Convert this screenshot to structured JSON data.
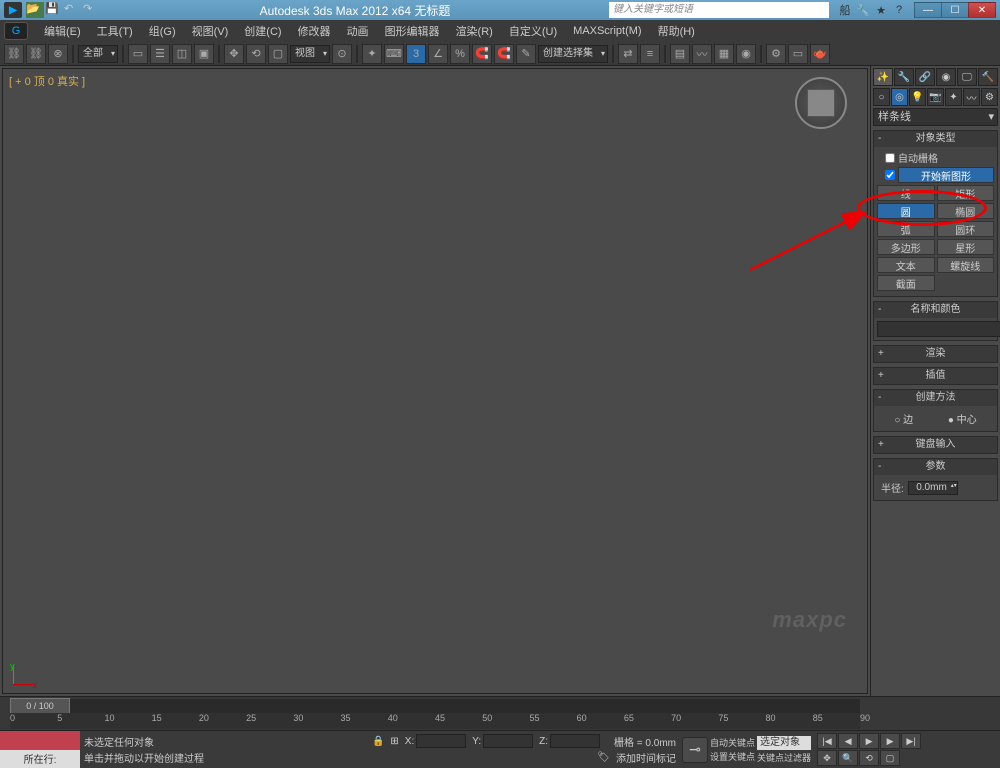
{
  "title": "Autodesk 3ds Max 2012 x64   无标题",
  "search_placeholder": "键入关键字或短语",
  "menus": [
    "编辑(E)",
    "工具(T)",
    "组(G)",
    "视图(V)",
    "创建(C)",
    "修改器",
    "动画",
    "图形编辑器",
    "渲染(R)",
    "自定义(U)",
    "MAXScript(M)",
    "帮助(H)"
  ],
  "toolbar": {
    "all": "全部",
    "view": "视图",
    "createSel": "创建选择集"
  },
  "viewport_label": "[ + 0 顶 0 真实 ]",
  "panel": {
    "dropdown": "样条线",
    "objtype_head": "对象类型",
    "autogrid": "自动栅格",
    "startnew": "开始新图形",
    "buttons": [
      [
        "线",
        "矩形"
      ],
      [
        "圆",
        "椭圆"
      ],
      [
        "弧",
        "圆环"
      ],
      [
        "多边形",
        "星形"
      ],
      [
        "文本",
        "螺旋线"
      ],
      [
        "截面",
        ""
      ]
    ],
    "name_head": "名称和颜色",
    "render_head": "渲染",
    "interp_head": "插值",
    "method_head": "创建方法",
    "m_edge": "边",
    "m_center": "中心",
    "keyboard_head": "键盘输入",
    "params_head": "参数",
    "radius_label": "半径:",
    "radius_value": "0.0mm"
  },
  "timeline": {
    "slider": "0 / 100",
    "ticks": [
      "0",
      "5",
      "10",
      "15",
      "20",
      "25",
      "30",
      "35",
      "40",
      "45",
      "50",
      "55",
      "60",
      "65",
      "70",
      "75",
      "80",
      "85",
      "90"
    ]
  },
  "status": {
    "none_selected": "未选定任何对象",
    "drag_hint": "单击并拖动以开始创建过程",
    "add_time_tag": "添加时间标记",
    "row_label": "所在行:",
    "grid": "栅格 = 0.0mm",
    "auto_key": "自动关键点",
    "set_key": "设置关键点",
    "sel_obj": "选定对象",
    "key_filter": "关键点过滤器",
    "x": "X:",
    "y": "Y:",
    "z": "Z:"
  },
  "watermark": "maxpc"
}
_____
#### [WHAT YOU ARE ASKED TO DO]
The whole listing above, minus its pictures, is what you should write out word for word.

#### [WRITTEN SOLUTION]
Convert this screenshot to structured JSON data.
{
  "title": "Autodesk 3ds Max 2012 x64   无标题",
  "search_placeholder": "键入关键字或短语",
  "menus": [
    "编辑(E)",
    "工具(T)",
    "组(G)",
    "视图(V)",
    "创建(C)",
    "修改器",
    "动画",
    "图形编辑器",
    "渲染(R)",
    "自定义(U)",
    "MAXScript(M)",
    "帮助(H)"
  ],
  "toolbar": {
    "all": "全部",
    "view": "视图",
    "createSel": "创建选择集"
  },
  "viewport_label": "[ + 0 顶 0 真实 ]",
  "panel": {
    "dropdown": "样条线",
    "objtype_head": "对象类型",
    "autogrid": "自动栅格",
    "startnew": "开始新图形",
    "buttons": [
      [
        "线",
        "矩形"
      ],
      [
        "圆",
        "椭圆"
      ],
      [
        "弧",
        "圆环"
      ],
      [
        "多边形",
        "星形"
      ],
      [
        "文本",
        "螺旋线"
      ],
      [
        "截面",
        ""
      ]
    ],
    "name_head": "名称和颜色",
    "render_head": "渲染",
    "interp_head": "插值",
    "method_head": "创建方法",
    "m_edge": "边",
    "m_center": "中心",
    "keyboard_head": "键盘输入",
    "params_head": "参数",
    "radius_label": "半径:",
    "radius_value": "0.0mm"
  },
  "timeline": {
    "slider": "0 / 100",
    "ticks": [
      "0",
      "5",
      "10",
      "15",
      "20",
      "25",
      "30",
      "35",
      "40",
      "45",
      "50",
      "55",
      "60",
      "65",
      "70",
      "75",
      "80",
      "85",
      "90"
    ]
  },
  "status": {
    "none_selected": "未选定任何对象",
    "drag_hint": "单击并拖动以开始创建过程",
    "add_time_tag": "添加时间标记",
    "row_label": "所在行:",
    "grid": "栅格 = 0.0mm",
    "auto_key": "自动关键点",
    "set_key": "设置关键点",
    "sel_obj": "选定对象",
    "key_filter": "关键点过滤器",
    "x": "X:",
    "y": "Y:",
    "z": "Z:"
  },
  "watermark": "maxpc"
}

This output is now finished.